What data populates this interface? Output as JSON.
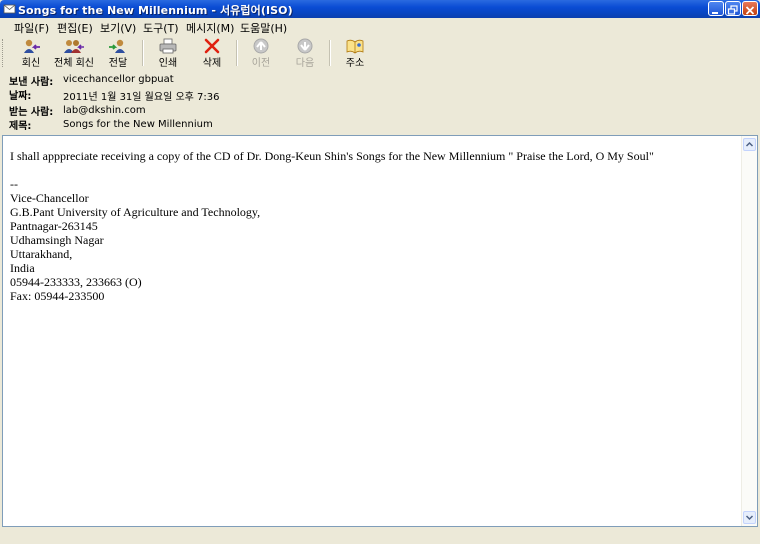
{
  "window": {
    "title": "Songs for the New Millennium - 서유럽어(ISO)"
  },
  "menu": [
    {
      "label": "파일(F)"
    },
    {
      "label": "편집(E)"
    },
    {
      "label": "보기(V)"
    },
    {
      "label": "도구(T)"
    },
    {
      "label": "메시지(M)"
    },
    {
      "label": "도움말(H)"
    }
  ],
  "toolbar": {
    "reply": "회신",
    "reply_all": "전체 회신",
    "forward": "전달",
    "print": "인쇄",
    "delete": "삭제",
    "previous": "이전",
    "next": "다음",
    "addresses": "주소"
  },
  "header": {
    "from_label": "보낸 사람:",
    "from_value": "vicechancellor gbpuat",
    "date_label": "날짜:",
    "date_value": "2011년 1월 31일 월요일 오후 7:36",
    "to_label": "받는 사람:",
    "to_value": "lab@dkshin.com",
    "subject_label": "제목:",
    "subject_value": "Songs for the New Millennium"
  },
  "body": {
    "lines": [
      "I shall apppreciate receiving a copy of  the CD  of Dr. Dong-Keun Shin's Songs for the New Millennium  \" Praise the Lord, O My Soul\"",
      "",
      "--",
      "Vice-Chancellor",
      "G.B.Pant University of Agriculture and Technology,",
      "Pantnagar-263145",
      "Udhamsingh Nagar",
      "Uttarakhand,",
      "India",
      "05944-233333, 233663 (O)",
      "Fax: 05944-233500"
    ]
  }
}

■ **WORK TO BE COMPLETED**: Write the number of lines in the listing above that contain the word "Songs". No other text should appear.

■ **TASK SOLUTION**: 3